__Exercise aim__. The whole listing should be retyped exactly as it appears.

__Available data__.
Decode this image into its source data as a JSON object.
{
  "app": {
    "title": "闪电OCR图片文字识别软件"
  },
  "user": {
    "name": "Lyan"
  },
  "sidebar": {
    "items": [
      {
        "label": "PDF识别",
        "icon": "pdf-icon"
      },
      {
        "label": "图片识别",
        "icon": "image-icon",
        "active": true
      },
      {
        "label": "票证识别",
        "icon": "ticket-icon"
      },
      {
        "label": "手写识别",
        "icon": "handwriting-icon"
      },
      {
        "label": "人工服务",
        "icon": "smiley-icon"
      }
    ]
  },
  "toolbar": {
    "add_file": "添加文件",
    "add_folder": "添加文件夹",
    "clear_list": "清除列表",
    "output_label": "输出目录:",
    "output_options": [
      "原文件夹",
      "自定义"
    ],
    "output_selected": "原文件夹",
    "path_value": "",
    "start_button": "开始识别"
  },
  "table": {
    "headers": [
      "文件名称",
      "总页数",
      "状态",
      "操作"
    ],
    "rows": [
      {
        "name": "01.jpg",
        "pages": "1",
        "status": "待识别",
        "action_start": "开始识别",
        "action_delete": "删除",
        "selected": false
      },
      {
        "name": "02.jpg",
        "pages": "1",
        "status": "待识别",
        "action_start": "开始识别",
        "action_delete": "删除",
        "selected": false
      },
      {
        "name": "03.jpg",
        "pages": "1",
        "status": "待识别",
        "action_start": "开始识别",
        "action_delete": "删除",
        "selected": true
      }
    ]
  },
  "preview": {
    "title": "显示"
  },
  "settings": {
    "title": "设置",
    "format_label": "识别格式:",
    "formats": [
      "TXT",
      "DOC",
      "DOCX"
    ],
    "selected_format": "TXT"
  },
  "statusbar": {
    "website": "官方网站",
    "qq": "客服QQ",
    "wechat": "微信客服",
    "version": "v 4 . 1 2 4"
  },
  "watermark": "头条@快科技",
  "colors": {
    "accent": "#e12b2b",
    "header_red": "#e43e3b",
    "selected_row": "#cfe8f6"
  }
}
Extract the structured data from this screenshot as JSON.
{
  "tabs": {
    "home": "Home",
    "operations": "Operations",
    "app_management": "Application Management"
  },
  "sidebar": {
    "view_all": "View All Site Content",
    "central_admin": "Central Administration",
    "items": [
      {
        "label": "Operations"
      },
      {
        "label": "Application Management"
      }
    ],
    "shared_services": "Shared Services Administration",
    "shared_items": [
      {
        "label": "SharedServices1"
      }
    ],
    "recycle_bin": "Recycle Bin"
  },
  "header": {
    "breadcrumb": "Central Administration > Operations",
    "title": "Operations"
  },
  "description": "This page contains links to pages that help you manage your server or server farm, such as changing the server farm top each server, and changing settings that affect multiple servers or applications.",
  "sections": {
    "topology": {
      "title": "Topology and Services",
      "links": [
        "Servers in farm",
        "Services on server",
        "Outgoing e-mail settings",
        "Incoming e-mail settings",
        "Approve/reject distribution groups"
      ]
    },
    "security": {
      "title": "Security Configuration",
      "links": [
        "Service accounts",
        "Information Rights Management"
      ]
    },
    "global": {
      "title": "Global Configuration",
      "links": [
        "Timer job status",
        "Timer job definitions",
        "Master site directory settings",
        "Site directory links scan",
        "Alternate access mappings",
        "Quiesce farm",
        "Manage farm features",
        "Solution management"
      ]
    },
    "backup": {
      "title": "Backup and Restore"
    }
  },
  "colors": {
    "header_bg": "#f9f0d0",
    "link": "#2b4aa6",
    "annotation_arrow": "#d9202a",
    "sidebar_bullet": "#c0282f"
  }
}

__Output below__.
Decode this image into its source data as a JSON object.
{
  "app": {
    "title": "闪电OCR图片文字识别软件"
  },
  "user": {
    "name": "Lyan"
  },
  "sidebar": {
    "items": [
      {
        "label": "PDF识别",
        "icon": "pdf-icon"
      },
      {
        "label": "图片识别",
        "icon": "image-icon",
        "active": true
      },
      {
        "label": "票证识别",
        "icon": "ticket-icon"
      },
      {
        "label": "手写识别",
        "icon": "handwriting-icon"
      },
      {
        "label": "人工服务",
        "icon": "smiley-icon"
      }
    ]
  },
  "toolbar": {
    "add_file": "添加文件",
    "add_folder": "添加文件夹",
    "clear_list": "清除列表",
    "output_label": "输出目录:",
    "output_options": [
      "原文件夹",
      "自定义"
    ],
    "output_selected": "原文件夹",
    "path_value": "",
    "start_button": "开始识别"
  },
  "table": {
    "headers": [
      "文件名称",
      "总页数",
      "状态",
      "操作"
    ],
    "rows": [
      {
        "name": "01.jpg",
        "pages": "1",
        "status": "待识别",
        "action_start": "开始识别",
        "action_delete": "删除",
        "selected": false
      },
      {
        "name": "02.jpg",
        "pages": "1",
        "status": "待识别",
        "action_start": "开始识别",
        "action_delete": "删除",
        "selected": false
      },
      {
        "name": "03.jpg",
        "pages": "1",
        "status": "待识别",
        "action_start": "开始识别",
        "action_delete": "删除",
        "selected": true
      }
    ]
  },
  "preview": {
    "title": "显示"
  },
  "settings": {
    "title": "设置",
    "format_label": "识别格式:",
    "formats": [
      "TXT",
      "DOC",
      "DOCX"
    ],
    "selected_format": "TXT"
  },
  "statusbar": {
    "website": "官方网站",
    "qq": "客服QQ",
    "wechat": "微信客服",
    "version": "v 4 . 1 2 4"
  },
  "watermark": "头条@快科技",
  "colors": {
    "accent": "#e12b2b",
    "header_red": "#e43e3b",
    "selected_row": "#cfe8f6"
  }
}
Extract the structured data from this screenshot as JSON.
{
  "tabs": {
    "home": "Home",
    "operations": "Operations",
    "app_management": "Application Management"
  },
  "sidebar": {
    "view_all": "View All Site Content",
    "central_admin": "Central Administration",
    "items": [
      {
        "label": "Operations"
      },
      {
        "label": "Application Management"
      }
    ],
    "shared_services": "Shared Services Administration",
    "shared_items": [
      {
        "label": "SharedServices1"
      }
    ],
    "recycle_bin": "Recycle Bin"
  },
  "header": {
    "breadcrumb": "Central Administration > Operations",
    "title": "Operations"
  },
  "description": "This page contains links to pages that help you manage your server or server farm, such as changing the server farm top each server, and changing settings that affect multiple servers or applications.",
  "sections": {
    "topology": {
      "title": "Topology and Services",
      "links": [
        "Servers in farm",
        "Services on server",
        "Outgoing e-mail settings",
        "Incoming e-mail settings",
        "Approve/reject distribution groups"
      ]
    },
    "security": {
      "title": "Security Configuration",
      "links": [
        "Service accounts",
        "Information Rights Management"
      ]
    },
    "global": {
      "title": "Global Configuration",
      "links": [
        "Timer job status",
        "Timer job definitions",
        "Master site directory settings",
        "Site directory links scan",
        "Alternate access mappings",
        "Quiesce farm",
        "Manage farm features",
        "Solution management"
      ]
    },
    "backup": {
      "title": "Backup and Restore"
    }
  },
  "colors": {
    "header_bg": "#f9f0d0",
    "link": "#2b4aa6",
    "annotation_arrow": "#d9202a",
    "sidebar_bullet": "#c0282f"
  }
}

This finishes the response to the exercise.